Hanazaki: Trust and communication. Back in the day, most of the work was done at the customer’s house. We brought everything we needed and got to work in the garden. Sometimes the customer left the house and asked us to sign off on any deliveries that came. They would even give us their personal hanko stamp for that purpose. Because we worked inside people’s homes, we were privy to a lot of private information. We used to be witnesses to families’ stages in life. People would order new tatami mats if there was a birth of a child – to celebrate and welcome the new family member home – or when a grandparent died, for a fresh start.
Ebisawa: Also, I believe our customers have a big impact on how we develop as craftsmen. Their high expectations help us improve – they believe we know everything about tatami. That’s why we can’t say that something is impossible. If I can’t do anything, I look into it and experiment. Sometimes I ask other tatami craftsmen – my peers, my seniors, and even my juniors. We often have idea exchanges to improve our skills.
“You can’t see people’s joy or pain from the outside. Go inside and you can see it on their tatami”
What’s the best part of the job?
Hanazaki: Being a part of people’s lives and seeing it firsthand in the weave of the tatami. You can’t see people’s joy or pain from the outside. Go inside and you can see it on their tatami. It’s like a canvas. Each lifestyle affects the tatami differently, and people paint their lives on it in the way they use it. In that way, there are no two tatami mats that are alike. Someone who has tatami in a tea ceremony room will wear the tatami completely differently from someone who uses their tatami room as a family room.
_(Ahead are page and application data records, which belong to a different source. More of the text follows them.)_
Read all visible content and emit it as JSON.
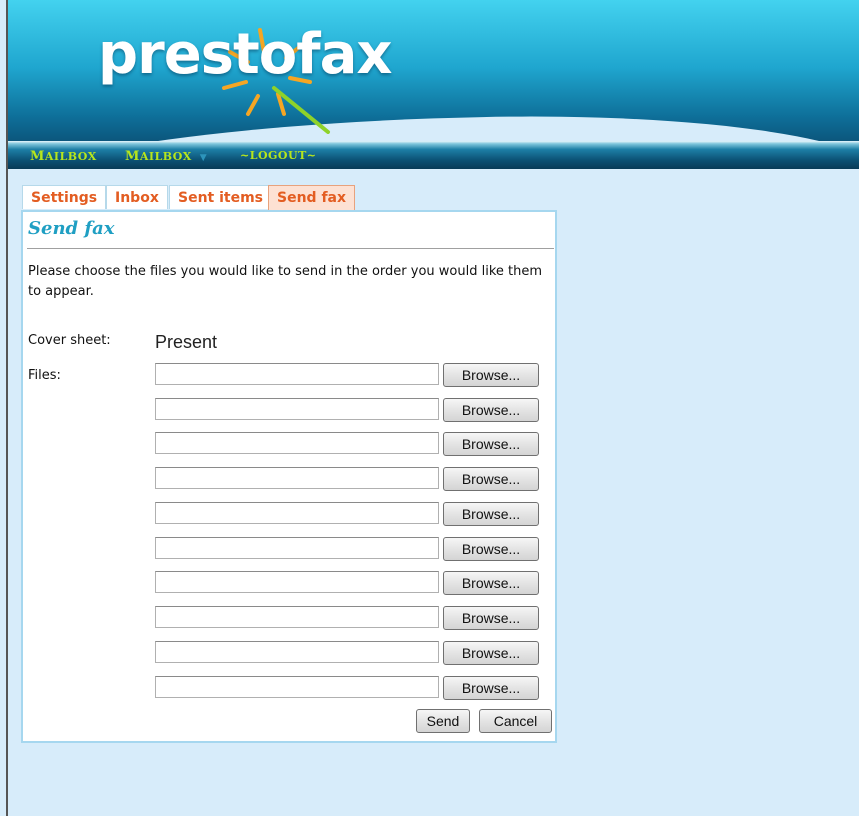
{
  "header": {
    "logo_text": "prestofax"
  },
  "nav": {
    "items": [
      {
        "cap": "M",
        "rest": "AILBOX"
      },
      {
        "cap": "M",
        "rest": "AILBOX"
      },
      {
        "cap": "",
        "rest": "~LOGOUT~"
      }
    ]
  },
  "tabs": [
    {
      "label": "Settings"
    },
    {
      "label": "Inbox"
    },
    {
      "label": "Sent items"
    },
    {
      "label": "Send fax"
    }
  ],
  "panel": {
    "title": "Send fax",
    "intro": "Please choose the files you would like to send in the order you would like them to appear.",
    "cover_label": "Cover sheet:",
    "cover_value": "Present",
    "files_label": "Files:",
    "browse_label": "Browse...",
    "file_values": [
      "",
      "",
      "",
      "",
      "",
      "",
      "",
      "",
      "",
      ""
    ],
    "send_label": "Send",
    "cancel_label": "Cancel"
  },
  "colors": {
    "accent_orange": "#e35d22",
    "title_blue": "#1f9fc3",
    "nav_green": "#b7e61c"
  }
}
For example, there was a woman taking care of her 90-year-old bedridden mother-in-law. When the mother-in-law passed away, they ordered a new tatami. On the old one, you could see the outline of her body where she lay – she was bedridden a long time, so the tatami was affected and rotting slightly, because it’s a natural material. Of course, it’s sad that she passed away, but she must have led a happy life until the end because she had people around her taking care of her. She didn’t die alone. It’s quite heartwarming. Being able to see that intimate aspect of how people have lived their lives is quite touching. But that has changed now because so few places have tatami rooms.
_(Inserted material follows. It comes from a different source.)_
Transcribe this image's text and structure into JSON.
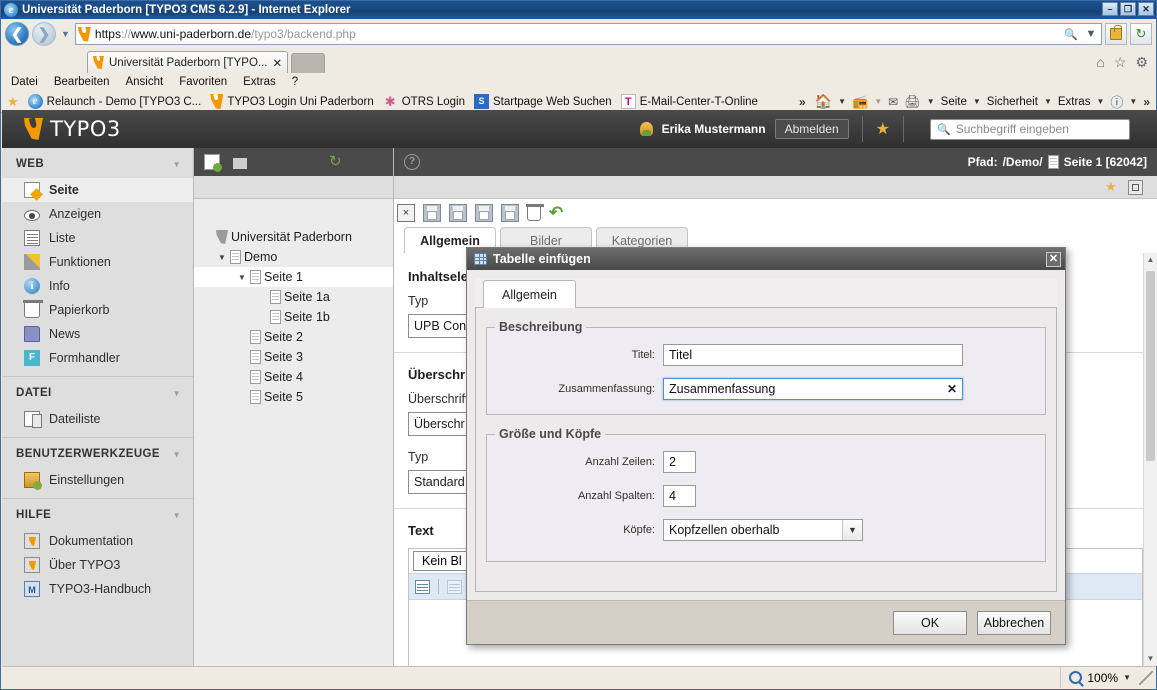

Why is tatami so great?
Ebisawa: Tatami is a part of Japanese culture, but I think it would work well abroad, too. In fact, I know some people abroad who use it. More than anything, I’d like people to appreciate its many benefits. If you have it at home and experience it firsthand you’ll find something you like about it. Igusa (the soft rush used as the tatami mat surface) contains vanillin, and the vanilla fragrance supposedly has relaxing properties.
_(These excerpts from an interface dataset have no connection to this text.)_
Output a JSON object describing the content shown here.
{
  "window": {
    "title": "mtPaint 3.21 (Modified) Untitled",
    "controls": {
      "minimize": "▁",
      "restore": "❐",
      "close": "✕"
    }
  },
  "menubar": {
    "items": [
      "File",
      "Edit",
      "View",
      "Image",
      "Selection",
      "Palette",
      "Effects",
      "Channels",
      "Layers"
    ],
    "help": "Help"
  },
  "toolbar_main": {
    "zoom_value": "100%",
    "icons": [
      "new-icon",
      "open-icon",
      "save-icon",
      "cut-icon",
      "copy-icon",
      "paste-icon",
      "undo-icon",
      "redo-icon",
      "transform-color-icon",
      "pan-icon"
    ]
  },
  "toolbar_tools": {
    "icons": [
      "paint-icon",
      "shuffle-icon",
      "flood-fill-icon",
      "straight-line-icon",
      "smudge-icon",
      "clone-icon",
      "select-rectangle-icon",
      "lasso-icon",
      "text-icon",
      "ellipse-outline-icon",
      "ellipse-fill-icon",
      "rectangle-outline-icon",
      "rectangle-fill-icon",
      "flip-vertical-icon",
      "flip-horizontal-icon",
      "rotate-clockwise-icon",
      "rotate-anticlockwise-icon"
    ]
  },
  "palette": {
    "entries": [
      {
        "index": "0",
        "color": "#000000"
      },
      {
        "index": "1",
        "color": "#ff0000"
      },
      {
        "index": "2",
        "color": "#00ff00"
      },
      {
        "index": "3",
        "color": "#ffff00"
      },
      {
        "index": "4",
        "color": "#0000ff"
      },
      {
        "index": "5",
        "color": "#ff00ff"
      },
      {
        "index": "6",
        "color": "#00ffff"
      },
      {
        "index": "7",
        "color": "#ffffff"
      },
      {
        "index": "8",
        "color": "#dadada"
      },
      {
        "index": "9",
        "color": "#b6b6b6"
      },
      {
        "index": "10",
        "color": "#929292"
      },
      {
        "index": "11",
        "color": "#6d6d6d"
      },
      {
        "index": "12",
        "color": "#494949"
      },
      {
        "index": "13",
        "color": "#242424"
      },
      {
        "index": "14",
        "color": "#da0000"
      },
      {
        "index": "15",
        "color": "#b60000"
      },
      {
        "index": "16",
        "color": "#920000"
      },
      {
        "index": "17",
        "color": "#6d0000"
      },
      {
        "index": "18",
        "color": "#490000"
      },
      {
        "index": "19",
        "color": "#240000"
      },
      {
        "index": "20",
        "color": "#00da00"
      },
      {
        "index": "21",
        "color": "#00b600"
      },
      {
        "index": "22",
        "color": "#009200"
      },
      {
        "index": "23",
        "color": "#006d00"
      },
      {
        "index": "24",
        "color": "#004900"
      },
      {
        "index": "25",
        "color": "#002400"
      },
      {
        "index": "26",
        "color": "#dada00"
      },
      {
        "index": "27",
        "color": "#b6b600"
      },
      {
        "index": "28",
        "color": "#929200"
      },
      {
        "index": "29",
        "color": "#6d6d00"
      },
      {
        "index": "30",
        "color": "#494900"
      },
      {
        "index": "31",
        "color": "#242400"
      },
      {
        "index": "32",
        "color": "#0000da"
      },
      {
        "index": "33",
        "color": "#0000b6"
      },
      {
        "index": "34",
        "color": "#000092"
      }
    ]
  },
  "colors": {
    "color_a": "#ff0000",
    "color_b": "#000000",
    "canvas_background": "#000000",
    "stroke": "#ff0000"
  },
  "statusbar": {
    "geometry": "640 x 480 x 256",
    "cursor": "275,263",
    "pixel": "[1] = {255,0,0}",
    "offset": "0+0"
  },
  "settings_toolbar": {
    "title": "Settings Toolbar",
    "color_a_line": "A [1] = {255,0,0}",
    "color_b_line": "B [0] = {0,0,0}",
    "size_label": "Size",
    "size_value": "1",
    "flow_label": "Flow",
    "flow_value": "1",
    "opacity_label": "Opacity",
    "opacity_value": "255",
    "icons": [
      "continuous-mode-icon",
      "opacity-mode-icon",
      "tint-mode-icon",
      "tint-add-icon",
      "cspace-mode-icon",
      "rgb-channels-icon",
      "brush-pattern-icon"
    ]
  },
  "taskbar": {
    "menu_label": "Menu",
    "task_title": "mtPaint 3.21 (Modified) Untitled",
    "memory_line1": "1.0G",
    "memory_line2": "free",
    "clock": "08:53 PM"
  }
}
Hanazaki: When you go to a temple, you’ll notice the smell of tatami combined with incense and the trees around the building. It’s relaxing, kind of like aromatherapy. They didn’t have that word back then, by they must have known about tatami’s calming effects.
Ebisawa: You should really walk on tatami barefoot. It’s more relaxing and apparently the stimulus is good for your body. It also helps absorb excess oils from your feet. Someone told me they cured their athlete’s foot, or at least improved it, by walking on tatami.
Hanazaki: It also functions as sound insulation because of the thickness and cushioning effect.
What’s next for tatami?
Ebisawa: We want to make it more artistic and individual. We want to create different sizes and shapes. We offer vinyl tatami, which is easy to clean and hassle-free, and comes in 50 different colors. We did a whole room in blue tatami recently. We can also do designs, like dolphins. White tatami is also fun. Since the customer is our focus, the only real limit is their imagination. We can even print photos onto tatami! You can put your own face there, or that of your idol! We also make accessories from leftover materials so they don’t go to waste. They make great gifts and give off that wonderful tatami aroma even if you don’t have the space to put down tatami on the floor.